January 15, 2016 

It’s no wonder that Sarah Labowitz, co-founder, co-director, and research scholar at the NYU Stern Center for Business and Human Rights, devoted her life to human rights: she is the daughter of an anti-discrimination AIDS lawyer and the granddaughter of two U.S. diplomats who served in the aftermath of WWII.

Labowitz’s family raised her with a devotion to social justice, and she began her career with a broad interest in social justice, public policy, and the role business plays in weak states. One of her first jobs was as the executive assistant at the Fair Labor Association (FLA) and she credits their “eminently practical and deeply ambitious” approach as a formative foundation for her career path. Before co-founding the Center at NYU in 2013, Labowitz worked for the State Department and cultivated her skills from the FLA to continue championing global worker rights.

“The principles of the FLA—taking on the most daunting human rights challenges, working with diverse stakeholders, seeking practical solutions—have remained constants in my career...that spirit of ambition and practicality is the guiding principle,“ Labowitz says.

This past December, Labowitz and Dorothée Baumann-Pauly, research director at the NYU Stern Center for Business and Human Rights, published the first-ever comprehensive map of factories in Bangladesh, a major apparel-exporting country. They identified more than 7,000 factories—more than double previous estimates—and provided a better understanding of how the fashion industry works. Despite attempts to suppress journalist coverage of these findings, their research has helped give a voice to the nearly three million workers who were previously left out of the conversation surrounding human rights. 

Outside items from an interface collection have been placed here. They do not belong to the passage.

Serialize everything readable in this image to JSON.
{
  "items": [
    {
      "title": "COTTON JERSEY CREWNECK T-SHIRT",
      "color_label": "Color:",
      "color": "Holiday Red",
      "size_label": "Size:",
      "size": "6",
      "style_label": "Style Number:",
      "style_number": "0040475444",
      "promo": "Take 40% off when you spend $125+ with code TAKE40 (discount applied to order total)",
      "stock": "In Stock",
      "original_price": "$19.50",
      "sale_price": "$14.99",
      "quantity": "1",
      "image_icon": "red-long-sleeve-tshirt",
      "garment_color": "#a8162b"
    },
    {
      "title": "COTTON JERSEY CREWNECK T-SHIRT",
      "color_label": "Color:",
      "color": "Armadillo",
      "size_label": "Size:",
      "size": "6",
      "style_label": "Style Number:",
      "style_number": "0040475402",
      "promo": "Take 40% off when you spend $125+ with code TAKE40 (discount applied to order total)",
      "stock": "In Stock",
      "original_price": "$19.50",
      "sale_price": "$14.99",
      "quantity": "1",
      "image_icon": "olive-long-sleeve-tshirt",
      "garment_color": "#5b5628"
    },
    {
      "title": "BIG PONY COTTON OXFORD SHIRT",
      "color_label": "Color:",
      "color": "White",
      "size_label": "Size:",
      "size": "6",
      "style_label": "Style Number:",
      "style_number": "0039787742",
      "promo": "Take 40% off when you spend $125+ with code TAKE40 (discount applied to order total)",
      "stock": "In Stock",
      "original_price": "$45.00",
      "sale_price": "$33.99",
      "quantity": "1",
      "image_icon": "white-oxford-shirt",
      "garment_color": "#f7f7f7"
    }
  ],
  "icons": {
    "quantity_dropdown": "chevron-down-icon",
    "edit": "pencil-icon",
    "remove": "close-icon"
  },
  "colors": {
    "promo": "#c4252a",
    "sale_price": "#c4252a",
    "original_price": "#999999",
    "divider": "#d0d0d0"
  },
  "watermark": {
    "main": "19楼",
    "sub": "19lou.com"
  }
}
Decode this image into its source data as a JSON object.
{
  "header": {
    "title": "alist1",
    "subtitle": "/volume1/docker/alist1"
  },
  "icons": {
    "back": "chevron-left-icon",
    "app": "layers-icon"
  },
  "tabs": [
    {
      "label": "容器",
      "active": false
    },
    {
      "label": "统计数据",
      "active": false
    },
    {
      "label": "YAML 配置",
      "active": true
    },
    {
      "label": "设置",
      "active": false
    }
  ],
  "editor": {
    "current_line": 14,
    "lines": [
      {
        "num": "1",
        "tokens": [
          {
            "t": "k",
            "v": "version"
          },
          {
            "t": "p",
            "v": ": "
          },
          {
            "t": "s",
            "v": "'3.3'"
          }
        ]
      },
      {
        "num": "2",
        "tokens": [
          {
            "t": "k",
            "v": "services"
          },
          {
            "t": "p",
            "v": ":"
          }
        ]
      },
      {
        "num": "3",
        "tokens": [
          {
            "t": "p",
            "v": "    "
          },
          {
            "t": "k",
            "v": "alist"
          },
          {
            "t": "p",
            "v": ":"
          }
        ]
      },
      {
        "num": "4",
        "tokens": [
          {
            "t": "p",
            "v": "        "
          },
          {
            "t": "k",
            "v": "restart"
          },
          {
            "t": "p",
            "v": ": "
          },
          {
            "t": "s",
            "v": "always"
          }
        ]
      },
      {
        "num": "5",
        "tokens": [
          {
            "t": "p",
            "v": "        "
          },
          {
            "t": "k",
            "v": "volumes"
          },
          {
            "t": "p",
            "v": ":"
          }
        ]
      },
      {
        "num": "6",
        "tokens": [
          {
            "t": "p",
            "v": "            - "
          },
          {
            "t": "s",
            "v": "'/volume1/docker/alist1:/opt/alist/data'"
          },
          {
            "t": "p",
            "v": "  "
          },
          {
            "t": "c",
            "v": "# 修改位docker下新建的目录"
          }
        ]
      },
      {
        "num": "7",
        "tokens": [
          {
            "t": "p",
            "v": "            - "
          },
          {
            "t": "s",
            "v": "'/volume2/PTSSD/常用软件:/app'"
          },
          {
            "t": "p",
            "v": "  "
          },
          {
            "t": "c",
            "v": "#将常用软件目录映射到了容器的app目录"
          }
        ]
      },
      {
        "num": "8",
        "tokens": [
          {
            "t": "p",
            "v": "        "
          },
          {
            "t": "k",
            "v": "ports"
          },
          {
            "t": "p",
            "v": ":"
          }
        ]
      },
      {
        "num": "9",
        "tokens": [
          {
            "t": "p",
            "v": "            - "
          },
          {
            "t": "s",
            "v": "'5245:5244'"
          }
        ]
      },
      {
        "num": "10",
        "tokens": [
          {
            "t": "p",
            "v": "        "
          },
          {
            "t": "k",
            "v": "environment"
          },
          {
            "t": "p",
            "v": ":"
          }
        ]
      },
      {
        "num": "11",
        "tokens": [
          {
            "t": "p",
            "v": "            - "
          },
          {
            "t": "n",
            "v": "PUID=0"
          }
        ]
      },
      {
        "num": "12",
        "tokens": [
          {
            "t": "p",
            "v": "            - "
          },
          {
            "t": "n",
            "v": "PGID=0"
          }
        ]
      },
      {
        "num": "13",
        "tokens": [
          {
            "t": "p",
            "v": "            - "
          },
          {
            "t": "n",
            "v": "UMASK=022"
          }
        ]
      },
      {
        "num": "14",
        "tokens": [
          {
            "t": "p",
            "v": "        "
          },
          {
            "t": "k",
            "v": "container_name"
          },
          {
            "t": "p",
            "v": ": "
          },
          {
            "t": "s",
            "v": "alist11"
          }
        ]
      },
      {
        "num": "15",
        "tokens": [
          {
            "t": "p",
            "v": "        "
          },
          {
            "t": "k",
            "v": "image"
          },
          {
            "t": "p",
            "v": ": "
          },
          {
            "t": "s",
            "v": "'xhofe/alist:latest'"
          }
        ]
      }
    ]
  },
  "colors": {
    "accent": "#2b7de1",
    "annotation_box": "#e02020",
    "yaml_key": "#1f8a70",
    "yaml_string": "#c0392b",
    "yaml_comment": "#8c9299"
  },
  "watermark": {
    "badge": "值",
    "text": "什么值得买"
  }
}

“This has been a very uncomfortable reality for almost all stakeholders to accept,” says Labowitz. “But we're confident that recognizing the true scope and complexity of the manufacturing sector is a necessary precondition for action that helps bring all factories up to minimum standards for safety and decent work.” 

Labowitz believes the largest struggle for the human rights movement in business is being explored through the corporate social responsibility (CSR) model. As she explains it, CSR developed during the 1990s and early 2000s from charity and community relations attempts, to addressing human rights violations like civil wars in oil countries or sweatshop scandals. The CSR model allows for companies to define their metrics and methods of successful human rights intervention.

“Ongoing abuses in places like Bangladesh's garment sector are illustrating the limits of this model,” Labowitz argues. “Companies are spending quite a bit of time and money, but not solving the underlying human rights problems.” 

In response, the Center advances a model rooted in industry-wide human rights standards and metrics that would provide a standard method of evaluation between companies. The use of this model would also allow for the sharing of best practices between companies and stakeholders to advance solutions to the most difficult human rights challenges. The Center argues that this model “demonstrates more value for companies and delivers greater impact in practically improving human rights for workers and communities affected by global business.” 

Looking back at the FLA from her post-college career, Labowitz sees them as an excellent example of this approach.

“Many companies working together with outside stakeholders, accountable to a common standard, [can support] innovative projects [and] share responsibility on issues like long hours of work or discrimination against women factory workers,” Labowitz explains.

The NYU Stern Center for Business and Human Rights is approaching its third year, and has three goals: Publish more research on a wider range of business sectors, starting with recruitment of migrant workers in the construction industry; Pilot a "shared responsibility," standards-based approach on the very tough issue of forced labor in the fishing industry; and expand opportunities for students to research with the Center, work in human rights internships at multinational companies, and support engagement with companies, governments, and civil society. There is certainly a lot of work to be done for human rights—keep an eye on the Center's developments to see this amazing work evolve at NYU.